Stress is a huge contributing factor to fluctuating blood sugar levels. Stress aggravates nearly any pre-existing condition out there, and diabetes is no different. But the problems caused by stress on diabetes are more immediate and can lead to noticeable symptoms within minutes of said stress.
Not managing your hormones
Unfortunately, changing hormones lead to changing blood sugar levels. If you are a woman, you especially should speak to your doctor about managing your blood sugar around your period, or during menopause. Don’t take any hormone medication before speaking to your doctor about how it will affect your diabetes management.
Not keeping your hands clean
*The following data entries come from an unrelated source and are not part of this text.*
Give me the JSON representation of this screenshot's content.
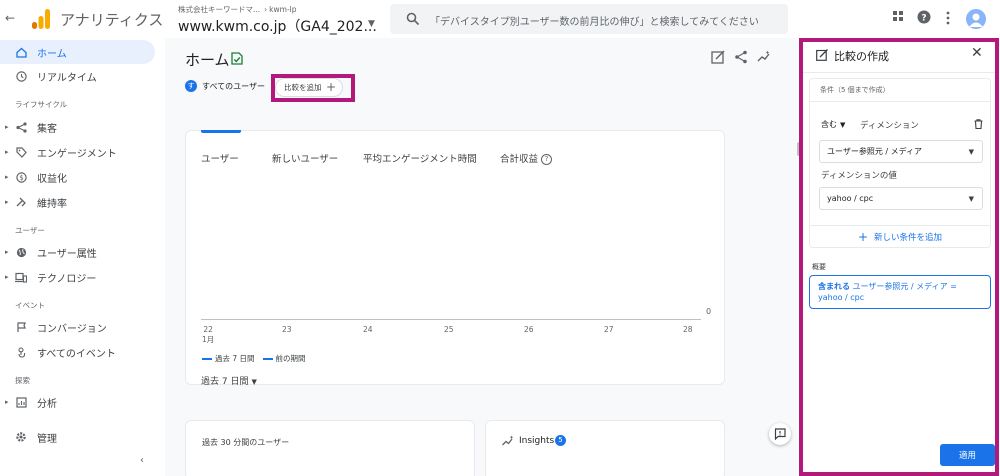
{
  "topbar": {
    "app_title": "アナリティクス",
    "account_name": "株式会社キーワードマ...",
    "breadcrumb_sep": "›",
    "account_sub": "kwm-lp",
    "property_name": "www.kwm.co.jp（GA4_202...",
    "search_placeholder": "「デバイスタイプ別ユーザー数の前月比の伸び」と検索してみてください",
    "brand_colors": {
      "logo_orange": "#f9ab00",
      "logo_dark": "#e37400"
    },
    "icons": [
      "back-arrow-icon",
      "search-icon",
      "apps-grid-icon",
      "help-icon",
      "more-vert-icon",
      "avatar"
    ]
  },
  "sidebar": {
    "items": [
      {
        "label": "ホーム",
        "icon": "home-icon",
        "active": true
      },
      {
        "label": "リアルタイム",
        "icon": "clock-icon"
      }
    ],
    "sections": [
      {
        "title": "ライフサイクル",
        "items": [
          "集客",
          "エンゲージメント",
          "収益化",
          "維持率"
        ]
      },
      {
        "title": "ユーザー",
        "items": [
          "ユーザー属性",
          "テクノロジー"
        ]
      },
      {
        "title": "イベント",
        "items": [
          "コンバージョン",
          "すべてのイベント"
        ]
      },
      {
        "title": "探索",
        "items": [
          "分析"
        ]
      }
    ],
    "admin_label": "管理"
  },
  "main": {
    "page_title": "ホーム",
    "user_segment": {
      "badge": "す",
      "label": "すべてのユーザー"
    },
    "add_compare_label": "比較を追加",
    "add_compare_plus": "+",
    "metric_tabs": [
      "ユーザー",
      "新しいユーザー",
      "平均エンゲージメント時間",
      "合計収益"
    ],
    "help_glyph": "?",
    "chart": {
      "zero_label": "0",
      "x_ticks": [
        "22",
        "23",
        "24",
        "25",
        "26",
        "27",
        "28"
      ],
      "x_month": "1月",
      "legend_current": "過去 7 日間",
      "legend_previous": "前の期間",
      "accent": "#1a73e8"
    },
    "date_range": "過去 7 日間",
    "realtime_card_label": "過去 30 分間のユーザー",
    "insights_label": "Insights",
    "insights_count": "5"
  },
  "compare_panel": {
    "title": "比較の作成",
    "conditions_caption": "条件（5 個まで作成）",
    "include_label": "含む",
    "dimension_label": "ディメンション",
    "dimension_value": "ユーザー参照元 / メディア",
    "dimension_value_label": "ディメンションの値",
    "dimension_value_selected": "yahoo / cpc",
    "add_condition": "新しい条件を追加",
    "add_condition_plus": "+",
    "summary_label": "概要",
    "summary_keyword": "含まれる",
    "summary_text": " ユーザー参照元 / メディア = yahoo / cpc",
    "apply_label": "適用",
    "highlight_color": "#b3197b"
  }
}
Substances on your hands can affect your test results. Having sugar on your hands, in particular, can result in an inaccurately high result. Clean your hands before testing. Even if you don’t think they’re dirty, you can never be too safe.
Washing with cold water
Washing with cold water will result in a smaller blood sample. Hot water brings more blood to the surface of your skin and will help you get a bigger sample when you prick your finger. The warmer the water, the better, but don’t burn yourself.
Disinfecting with alcohol
You may like to disinfect your finger with alcohol before testing, in order to clean the area. While your idea is admirable, alcohol can result in an inaccurate and low result. Stick to washing your hands with simple soap and hot water.
Running and strength training
It’s hard to believe that exercise could ever be a bad thing, but certain types of exercise like running and strength training can increase blood sugar levels. That’s because these forms of exercise increase stress levels in the body. Talk to your doctor about healthy forms of exercise for you.
Forgetting to pack snacks
If you have diabetes you cannot afford to just hope the places you visit have snacks and good ones for your blood sugar at that. It’s important to pack more than enough snacks to manage your blood sugar any time you leave the house. This is particularly true when you go on road trips, and anything can happen on the road.
Not sleeping enough
Failing to get enough sleep, or keeping an irregular sleep schedule, can lead to insulin resistance. You should test your blood sugar even more frequently when you travel to different time zones since jet lag can interfere with your regular levels.
Failing to keep a journal
Any advice your doctor gives you in managing your blood sugar is based on average findings, but every body is different. It’s up to you to keep a journal and notice which foods and activities affect your blood sugar, and how. If you notice changes, bring these up with your doctor.
Ignoring test strip expiration dates
Spending money on test strips may be irritating, but that’s no excuse to use old ones. In fact, even test strips nearing their expiration date could produce inaccurate results. You should also be aware that some testing machines do not detect expired test strips, and may allow you to use them anyway.
Assuming your blood sugar
It’s good that you’re familiar with your body, and can mostly recognize when you have high and low blood sugar. But you should never use your guesstimates as fact. Keep in mind that some things like the temperature, stress, or your activity can produce effects in your body that feel like blood sugar fluctuations, but are not.
Using too small of a sample
Make sure you get a large enough blood sample to test. While pricking your finger is uncomfortable, if you know the blood sample is too small, you need to get more. Using some of our tips like washing your hands with hot water can help prevent this.
Squeezing out more blood
Do not squeeze your finger to get more blood onto the sample strip. In addition to pulling out blood, you’re also pulling out fluids that can affect your test results. If you need more blood, just prick again.
Failing to double test
To best understand your blood sugar levels, it’s important to test before and after meals, exercise and stress-relieving activities like meditation. Only testing before or after does not help you understand exactly how much of this food or that activity affects your blood sugar, and to what degree.